An overabundance of fruits and vegetables from your garden means you may have a problem. What do you do with all the extras? Some of it you will want to eat right away, some you may want to share with others but some you will probably want to store. Do you know how to choose which fruits and veggies to store and which are best used in another way?
No matter if you’re talking about fruits or vegetables, you want to purchase produce at the end of your grocery shopping trip. Choose the food at the peak of ripeness. Look for fruits that are firm and not mushy.
Set fruit with bruises aside. You won’t want to use these for storage whether you’re considering freezing, canning or dehydrating Using bruised fruits increases the chance that the food will be less than its best and could even lead to the food spoiling and all that hard work going to waste.
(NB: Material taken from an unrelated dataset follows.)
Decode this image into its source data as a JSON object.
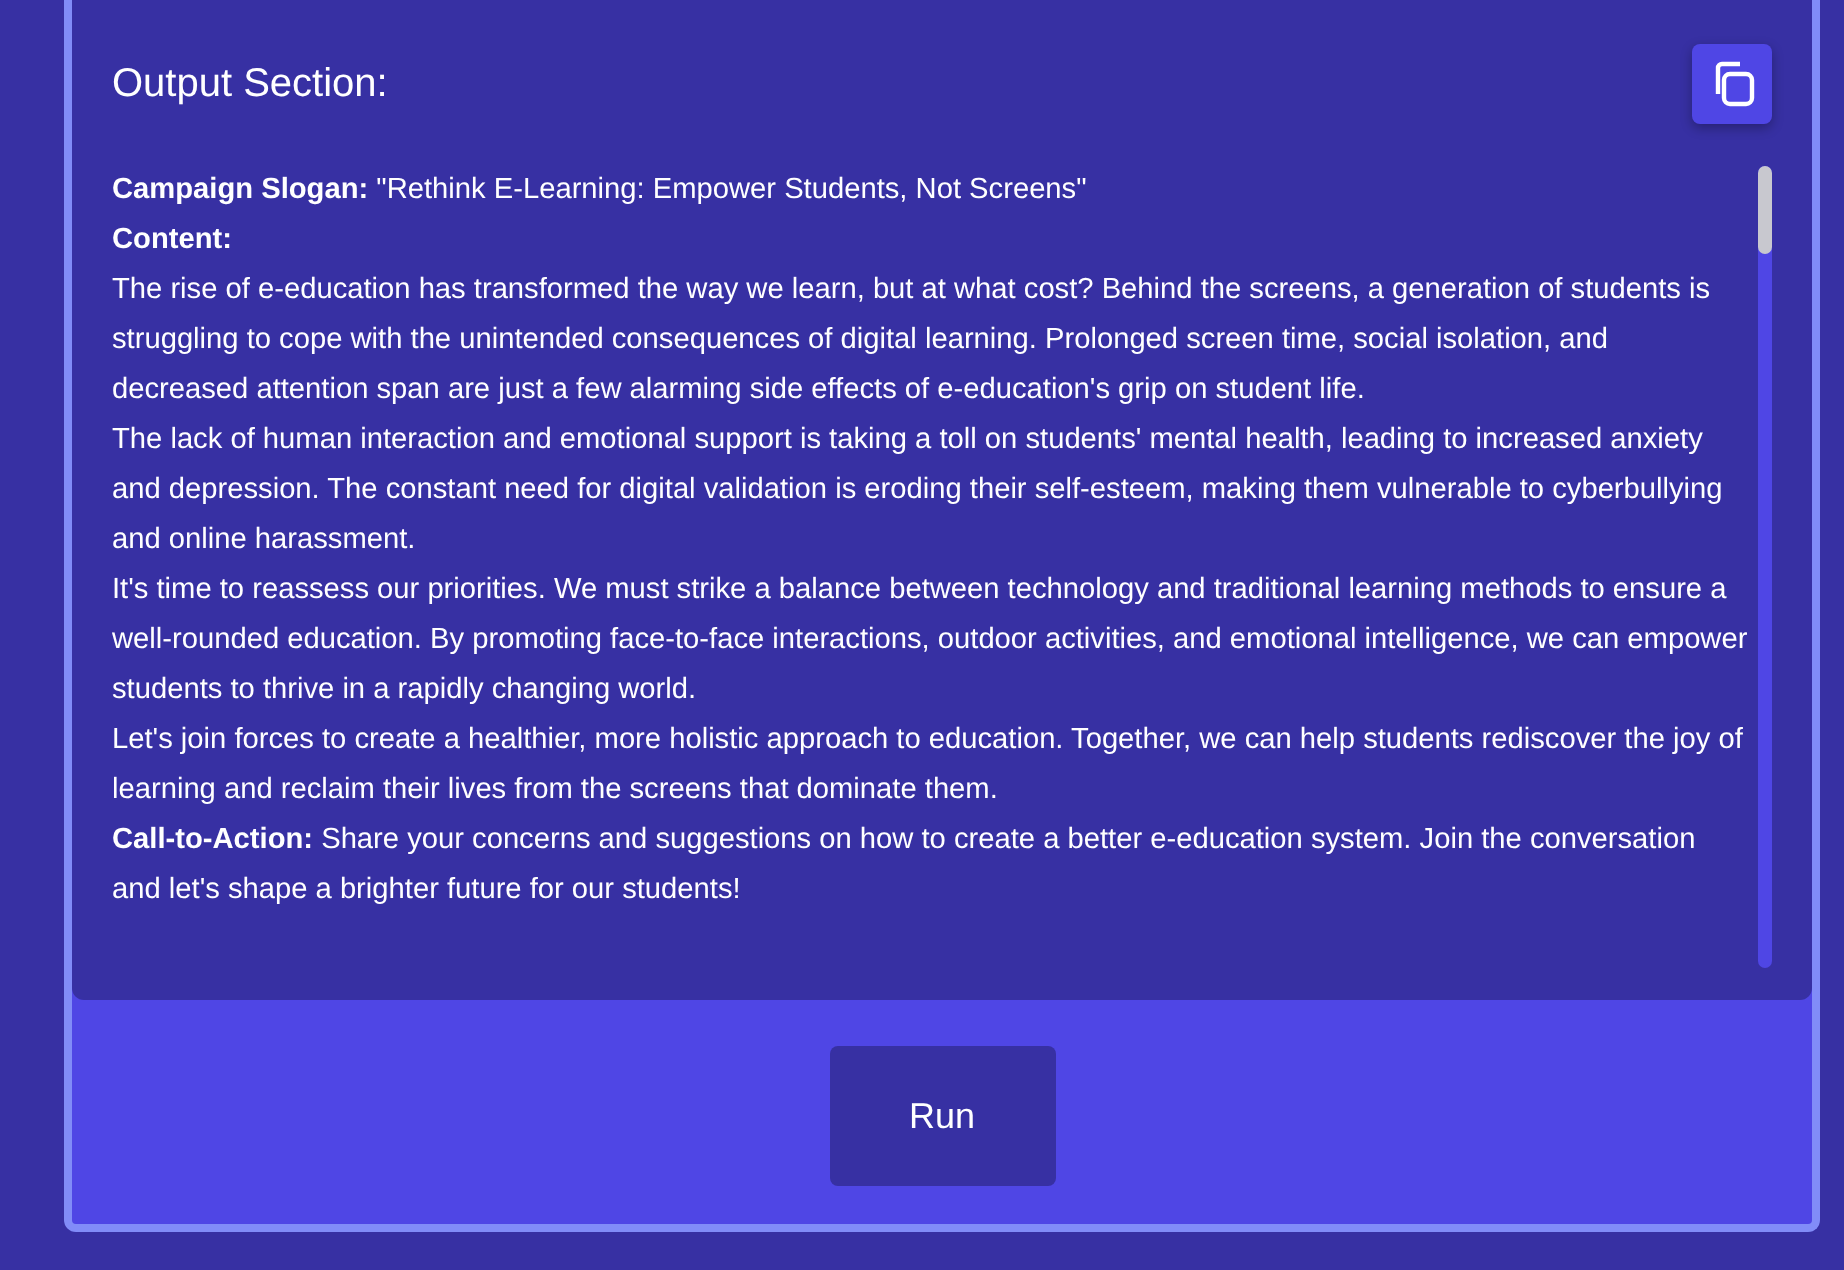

- Cherries – Great for canning, freezing and dehydrating. For the best results, pit the cherry first to make them easier to use. They should be uniform in color and firm.
- Blackberries – Consider freezing or canning. They don’t dehydrate well at all. Lie in a single layer on cookie sheets and then freeze them. Once frozen you can move them to a freezer bag.
- Blueberries – Can be made into jelly and canned, frozen or dehydrated. Choose fruit that is plump and not shriveled with a deep blue color.
- Grapes – Red, green and black – These are best stored after being frozen. The fruit should be firm and plump with green stems.
- Peaches and nectarines – Nothing beats homemade peach jam so take advantage of any surplus to can. You can also freeze both fruits relatively well if sliced thin enough.
- Strawberries – These should have a smooth, shiny and even color. They shouldn’t be bruised, slimy or have excessive yellow coloring. Lay them out on a cookie sheet in a thin layer to freeze them. You can also make strawberry preserves.
Not all vegetables are good for long-term storage due to the amount of water in them. Water expands when frozen and breaks down the cell walls. When the produce is thawed, you will notice the texture being much softer than original. For this reason, it is helpful to cook the vegetables before freezing them.
When you do freeze fruit, it will retain its quality for 8 to 12 months. After that the quality begins to degrade. Fruit packed in sugar or sugar syrups will keep longer than unsweetened fruit that is frozen.
Frozen vegetables will also remain good for 12 to 18 months. It is best to use the frozen vegetables before the next season’s crop comes in and is ready to freeze. Don’t forget that when freezing vegetables, you will want to blanch them first, drain them and then put them in the freezer. You can also pressure can and dehydrate vegetables. Be sure to read the instruction manuals for tips on which vegetables can be used in each machine.